Thursday, February 26, 2015

corporate culture shock

Company culture answers the question of why we do things this way here. It forms an organic social contract defining what we believe in, how we behave and who belongs. It's also incredibly valuable, see Amazon's purchase of Zappos and appropriation of their employee policies. It cannot be controlled or managed top down because it belongs to the employees. It can however be inspired and propagated by careful communication about company goals and aligning the culture to the overall business strategy.

Craft beer business culture prioritizes development of the innovative product, relating to customers via service, outreach and marketing, and controlling the risks of production to attain operational excellence.

Operational excellence in safety, quality and consistency are more elusive and understandably tertiary concerns. Sales and stability in revenue determine a brewery's success more than safety and quality during initial growth.

As breweries become established, these concerns move to the forefront, especially in larger production operations. The risks are higher and insurance more expensive.  Balancing the safety, quality, and consistency needs of the operation as a whole and retaining employee determined company culture easily becomes combative.

Especially so when the topic of medical and legal recreational (state law) marijuana comes up. Safety often is strung up as the reason for mandatory drug testing. Clearly everyone wants a safe environment while at work. Being under the influence at work is not appropriate to the vast majority. Also most agree that it is reasonable to require drug testing after major accidents. Yet many find themselves in the independent craft beer industry because of the embrace of personal responsibility and self policing that is an essential component of a productive company culture while creating an inebriating product.

33% corporate beer still tokes
In the case of marijuana, the levels of THC stay in the body much longer than the effects.
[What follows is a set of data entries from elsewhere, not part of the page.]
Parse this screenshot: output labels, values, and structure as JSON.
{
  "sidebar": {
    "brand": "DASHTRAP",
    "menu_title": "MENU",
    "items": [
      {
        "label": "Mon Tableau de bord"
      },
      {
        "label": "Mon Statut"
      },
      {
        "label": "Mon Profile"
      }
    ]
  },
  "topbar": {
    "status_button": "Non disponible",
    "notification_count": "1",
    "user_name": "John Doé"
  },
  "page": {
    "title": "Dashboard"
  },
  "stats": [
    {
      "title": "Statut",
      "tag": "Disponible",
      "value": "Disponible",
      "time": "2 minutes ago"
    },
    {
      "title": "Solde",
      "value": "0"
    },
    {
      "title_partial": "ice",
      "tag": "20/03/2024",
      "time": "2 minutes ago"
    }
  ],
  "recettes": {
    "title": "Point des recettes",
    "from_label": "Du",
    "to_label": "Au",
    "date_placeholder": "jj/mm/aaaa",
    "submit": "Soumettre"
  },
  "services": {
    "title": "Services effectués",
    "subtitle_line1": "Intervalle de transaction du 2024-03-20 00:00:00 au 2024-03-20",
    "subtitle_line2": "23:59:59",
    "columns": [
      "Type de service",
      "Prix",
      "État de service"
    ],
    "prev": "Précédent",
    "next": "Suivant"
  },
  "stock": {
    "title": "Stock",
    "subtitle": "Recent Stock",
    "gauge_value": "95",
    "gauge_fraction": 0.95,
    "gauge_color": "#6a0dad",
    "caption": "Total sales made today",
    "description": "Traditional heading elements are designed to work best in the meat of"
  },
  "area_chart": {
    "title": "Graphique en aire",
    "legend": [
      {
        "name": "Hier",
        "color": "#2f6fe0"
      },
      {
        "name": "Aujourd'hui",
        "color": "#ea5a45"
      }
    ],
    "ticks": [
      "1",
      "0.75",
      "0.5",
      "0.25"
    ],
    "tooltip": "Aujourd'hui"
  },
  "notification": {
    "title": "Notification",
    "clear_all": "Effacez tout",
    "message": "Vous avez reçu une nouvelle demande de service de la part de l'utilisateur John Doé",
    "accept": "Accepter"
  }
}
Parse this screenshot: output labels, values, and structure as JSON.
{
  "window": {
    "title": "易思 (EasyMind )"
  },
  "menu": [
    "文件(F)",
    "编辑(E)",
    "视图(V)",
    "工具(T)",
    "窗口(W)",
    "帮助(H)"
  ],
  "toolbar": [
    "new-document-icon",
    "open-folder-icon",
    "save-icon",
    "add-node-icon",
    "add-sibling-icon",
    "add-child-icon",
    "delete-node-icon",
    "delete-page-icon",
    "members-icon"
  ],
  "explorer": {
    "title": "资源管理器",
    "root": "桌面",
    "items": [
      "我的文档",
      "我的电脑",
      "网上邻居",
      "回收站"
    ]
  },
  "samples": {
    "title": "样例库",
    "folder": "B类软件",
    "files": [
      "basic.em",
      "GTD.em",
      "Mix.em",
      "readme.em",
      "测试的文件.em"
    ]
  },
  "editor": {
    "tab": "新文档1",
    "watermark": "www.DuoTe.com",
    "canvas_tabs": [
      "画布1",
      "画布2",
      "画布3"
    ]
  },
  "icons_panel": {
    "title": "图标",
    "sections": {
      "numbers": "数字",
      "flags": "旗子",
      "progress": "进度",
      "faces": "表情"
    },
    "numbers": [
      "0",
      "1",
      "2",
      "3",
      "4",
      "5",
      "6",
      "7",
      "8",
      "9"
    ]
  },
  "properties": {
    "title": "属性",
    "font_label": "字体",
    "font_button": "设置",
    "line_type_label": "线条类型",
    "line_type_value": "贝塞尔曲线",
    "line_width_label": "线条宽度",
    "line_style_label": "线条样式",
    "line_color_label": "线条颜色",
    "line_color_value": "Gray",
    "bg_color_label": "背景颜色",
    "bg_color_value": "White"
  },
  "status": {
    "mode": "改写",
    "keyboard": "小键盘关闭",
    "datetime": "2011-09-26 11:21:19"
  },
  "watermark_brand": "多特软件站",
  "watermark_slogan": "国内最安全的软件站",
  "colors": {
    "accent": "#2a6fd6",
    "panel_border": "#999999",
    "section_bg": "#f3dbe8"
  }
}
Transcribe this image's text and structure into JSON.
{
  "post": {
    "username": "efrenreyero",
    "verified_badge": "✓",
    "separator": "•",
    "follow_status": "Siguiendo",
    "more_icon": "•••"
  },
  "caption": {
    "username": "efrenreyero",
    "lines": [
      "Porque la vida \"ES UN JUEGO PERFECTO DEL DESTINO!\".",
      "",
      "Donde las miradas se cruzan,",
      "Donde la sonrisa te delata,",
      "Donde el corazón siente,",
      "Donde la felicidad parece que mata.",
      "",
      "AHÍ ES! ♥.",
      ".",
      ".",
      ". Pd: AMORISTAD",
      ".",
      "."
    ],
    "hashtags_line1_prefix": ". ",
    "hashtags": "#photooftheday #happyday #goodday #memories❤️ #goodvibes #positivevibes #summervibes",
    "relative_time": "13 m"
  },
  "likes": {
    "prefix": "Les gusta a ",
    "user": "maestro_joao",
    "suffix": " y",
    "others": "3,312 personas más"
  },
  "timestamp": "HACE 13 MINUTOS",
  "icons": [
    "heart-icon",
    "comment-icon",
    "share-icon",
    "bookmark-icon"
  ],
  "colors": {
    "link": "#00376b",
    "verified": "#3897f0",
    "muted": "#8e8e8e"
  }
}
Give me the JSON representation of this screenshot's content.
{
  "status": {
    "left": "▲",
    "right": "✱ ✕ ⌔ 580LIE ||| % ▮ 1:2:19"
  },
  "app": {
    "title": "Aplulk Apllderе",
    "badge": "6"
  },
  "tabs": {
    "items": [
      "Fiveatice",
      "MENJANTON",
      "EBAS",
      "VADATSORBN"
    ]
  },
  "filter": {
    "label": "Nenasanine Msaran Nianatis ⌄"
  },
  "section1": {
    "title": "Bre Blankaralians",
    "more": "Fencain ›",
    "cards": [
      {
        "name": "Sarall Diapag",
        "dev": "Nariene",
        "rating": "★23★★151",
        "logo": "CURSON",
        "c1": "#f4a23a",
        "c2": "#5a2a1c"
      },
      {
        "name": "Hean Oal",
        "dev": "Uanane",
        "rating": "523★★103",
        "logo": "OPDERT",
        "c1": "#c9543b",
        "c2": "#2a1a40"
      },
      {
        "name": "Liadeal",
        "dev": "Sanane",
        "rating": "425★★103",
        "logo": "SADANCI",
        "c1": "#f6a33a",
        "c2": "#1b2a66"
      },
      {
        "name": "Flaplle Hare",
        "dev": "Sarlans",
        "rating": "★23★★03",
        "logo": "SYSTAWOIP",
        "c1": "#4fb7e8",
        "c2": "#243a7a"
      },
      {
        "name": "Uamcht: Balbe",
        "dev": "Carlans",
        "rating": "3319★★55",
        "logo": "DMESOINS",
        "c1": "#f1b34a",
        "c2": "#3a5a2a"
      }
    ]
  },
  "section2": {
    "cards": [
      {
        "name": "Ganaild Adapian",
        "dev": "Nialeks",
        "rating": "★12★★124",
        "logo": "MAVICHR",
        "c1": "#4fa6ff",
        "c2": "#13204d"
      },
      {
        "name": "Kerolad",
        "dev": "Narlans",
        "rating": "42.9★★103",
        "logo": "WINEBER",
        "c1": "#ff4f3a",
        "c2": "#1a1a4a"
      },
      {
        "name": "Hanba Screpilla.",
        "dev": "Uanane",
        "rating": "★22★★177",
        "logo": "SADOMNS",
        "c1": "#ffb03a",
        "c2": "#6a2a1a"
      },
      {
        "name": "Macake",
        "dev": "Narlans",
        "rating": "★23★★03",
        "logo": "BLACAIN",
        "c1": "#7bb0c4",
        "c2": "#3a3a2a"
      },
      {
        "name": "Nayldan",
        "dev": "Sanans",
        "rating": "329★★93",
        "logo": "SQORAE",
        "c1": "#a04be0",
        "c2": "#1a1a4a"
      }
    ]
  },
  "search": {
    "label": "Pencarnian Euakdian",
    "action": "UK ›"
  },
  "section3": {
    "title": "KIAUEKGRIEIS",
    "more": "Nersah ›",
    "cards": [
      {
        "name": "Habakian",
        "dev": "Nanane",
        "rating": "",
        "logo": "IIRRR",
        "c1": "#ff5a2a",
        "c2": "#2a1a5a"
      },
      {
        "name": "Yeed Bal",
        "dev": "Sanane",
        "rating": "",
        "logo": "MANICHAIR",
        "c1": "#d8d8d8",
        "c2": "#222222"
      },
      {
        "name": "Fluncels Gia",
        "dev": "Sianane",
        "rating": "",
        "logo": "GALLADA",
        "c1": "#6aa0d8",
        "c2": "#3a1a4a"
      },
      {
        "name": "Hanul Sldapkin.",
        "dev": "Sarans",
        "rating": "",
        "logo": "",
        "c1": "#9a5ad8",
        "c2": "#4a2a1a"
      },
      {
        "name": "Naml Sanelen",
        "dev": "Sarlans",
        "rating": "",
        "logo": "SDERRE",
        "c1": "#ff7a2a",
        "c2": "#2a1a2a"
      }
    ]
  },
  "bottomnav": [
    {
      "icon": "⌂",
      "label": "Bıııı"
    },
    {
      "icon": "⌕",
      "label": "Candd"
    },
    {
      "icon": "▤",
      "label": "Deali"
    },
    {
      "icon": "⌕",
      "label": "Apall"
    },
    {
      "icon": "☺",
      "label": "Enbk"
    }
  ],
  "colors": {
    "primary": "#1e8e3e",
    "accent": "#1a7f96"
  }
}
Clumsy tests that don't differentiate between getting high last Saturday and being stoned on a forklift Monday morning and constant threat regimes of random screenings rob employees of their right to enjoy legal, state tax revenue earning weed on their own time. Such as the case with most rules, the extent to which a company enforces a drug policy largely determines the degree to which employees feel their privacy and personal life are invaded.

Craft beer is largely comprised of small independent companies deciding for themselves how to enforce quality and safety policies. As they grow and change they will have to determine what values are essential to employee engagement and productivity. Companies only pay for the hours employees are at work, how much should they determine behavior off the clock?

Friday, January 30, 2015

A personal perspective on a big change

Elysian as a company will undoubtedly grow at a staggering pace over the next few years.  A company is still just a group of people, brought together by mutual needs and goals. We have dedicated our lives to creating, serving, and selling great beer. With dedication comes sacrifice, I count many among us who forwent better pay, benefits, and a slew of cushy perqs to work in craft brewing.

At some meager amount of time at Elysian, I was summoned by Dick Cantwell.  Those who knew him well assured me, “He’s just a man who cares about his beer.”

I nervously presented my work and ended by expressing; “My time at Elysian has been the most challenging and rewarding period of my career. I am continually impressed and motivated by my coworkers. Elysian demands patience, hard work, and a passion for working together to make our beer its best. Respect is earned here and well worth the effort. I have full support at every step. My accomplishments reflect the excellence of our company.”

I still feel that way today.

For employees, few of us have the means or disposition to turn our noses up at an opportunity of this magnitude.  We will have access to training and resources few of us would dare to dream of.  Speaking of means, we all look forward to the many positives that come with a big company.

Joe, Dick and Dave worked tirelessly to find a way for us to continue to thrive in an ever more competitive world. I am thankful for all they have done for me.